(Excerpts from an interface dataset)
*****
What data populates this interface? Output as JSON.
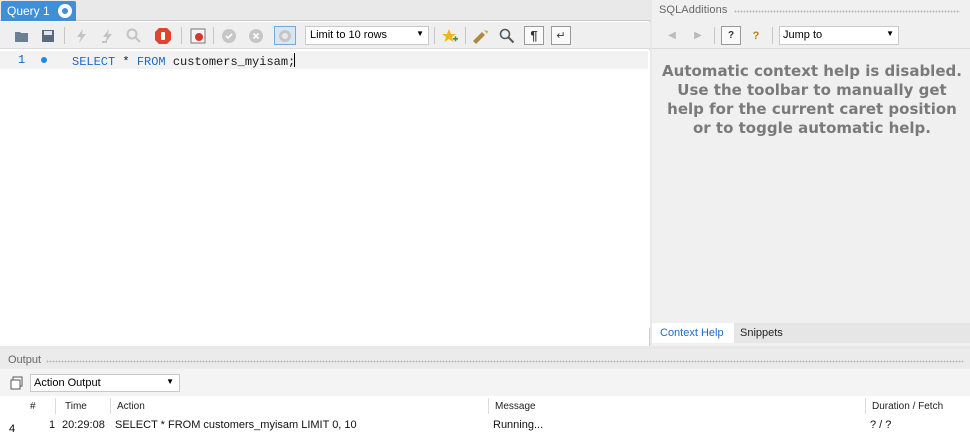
{
  "query_tab": {
    "label": "Query 1"
  },
  "toolbar": {
    "limit_select": "Limit to 10 rows",
    "icons": [
      "open-folder-icon",
      "save-icon",
      "execute-icon",
      "execute-current-icon",
      "explain-icon",
      "stop-icon",
      "toggle-error-icon",
      "commit-icon",
      "rollback-icon",
      "autocommit-icon",
      "add-snippet-icon",
      "beautify-icon",
      "find-icon",
      "invisible-chars-icon",
      "wrap-icon"
    ]
  },
  "editor": {
    "line_number": "1",
    "code": {
      "kw1": "SELECT",
      "star": " * ",
      "kw2": "FROM",
      "rest": " customers_myisam;"
    }
  },
  "sql_additions": {
    "title": "SQLAdditions",
    "jump_select": "Jump to",
    "help_text": "Automatic context help is disabled. Use the toolbar to manually get help for the current caret position or to toggle automatic help.",
    "tabs": {
      "context_help": "Context Help",
      "snippets": "Snippets"
    }
  },
  "output": {
    "title": "Output",
    "select": "Action Output",
    "columns": {
      "num": "#",
      "time": "Time",
      "action": "Action",
      "message": "Message",
      "duration": "Duration / Fetch"
    },
    "rows": [
      {
        "index": "4",
        "num": "1",
        "time": "20:29:08",
        "action": "SELECT * FROM customers_myisam LIMIT 0, 10",
        "message": "Running...",
        "duration": "? / ?"
      }
    ]
  },
  "colors": {
    "accent": "#3f8ed6",
    "keyword": "#1e6bc6",
    "help_text": "#7a7a7a"
  }
}
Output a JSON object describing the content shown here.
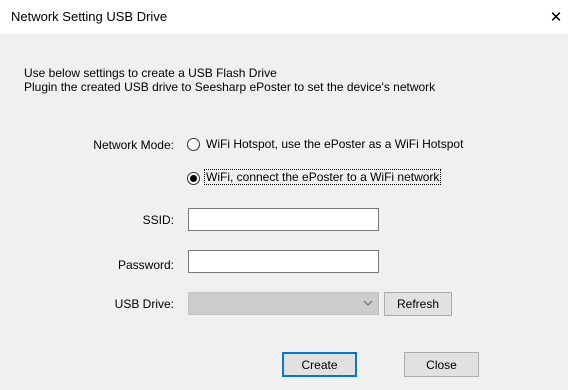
{
  "window": {
    "title": "Network Setting USB Drive",
    "close_glyph": "✕"
  },
  "description": {
    "line1": "Use below settings to create a USB Flash Drive",
    "line2": "Plugin the created USB drive to Seesharp ePoster to set the device's network"
  },
  "network_mode": {
    "label": "Network Mode:",
    "options": [
      {
        "label": "WiFi Hotspot, use the ePoster as a WiFi Hotspot",
        "checked": false
      },
      {
        "label": "WiFi, connect the ePoster to a WiFi network",
        "checked": true
      }
    ]
  },
  "ssid": {
    "label": "SSID:",
    "value": ""
  },
  "password": {
    "label": "Password:",
    "value": ""
  },
  "usb_drive": {
    "label": "USB Drive:",
    "selected": "",
    "enabled": false,
    "refresh_label": "Refresh",
    "arrow_icon": "chevron-down-icon"
  },
  "buttons": {
    "create_label": "Create",
    "close_label": "Close"
  },
  "colors": {
    "dialog_bg": "#f0f0f0",
    "titlebar_bg": "#ffffff",
    "button_bg": "#e1e1e1",
    "default_button_border": "#0078d7",
    "disabled_combo_bg": "#cccccc"
  }
}
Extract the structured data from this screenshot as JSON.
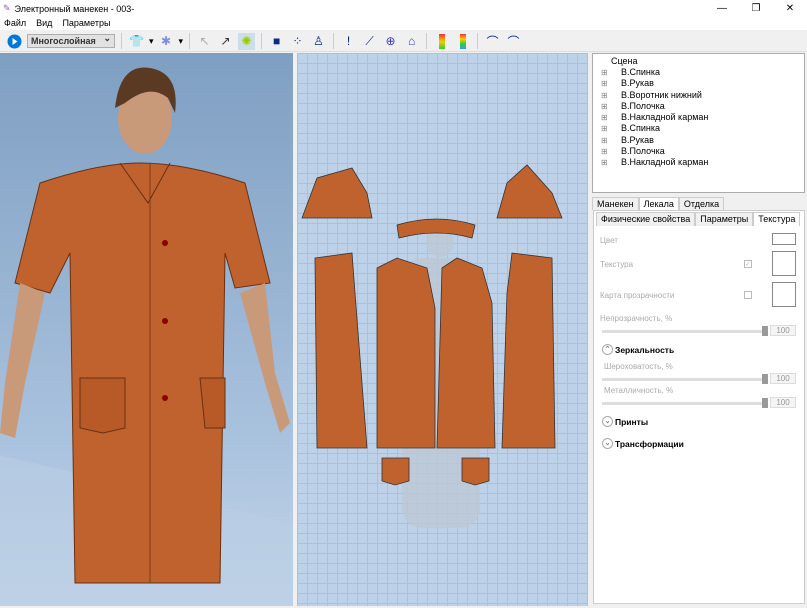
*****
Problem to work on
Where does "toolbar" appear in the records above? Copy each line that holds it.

Exercise solution
  "toolbar": {
    "help_text": "Automatic context help is disabled. Use the toolbar to manually get help for the current caret position or to toggle automatic help.",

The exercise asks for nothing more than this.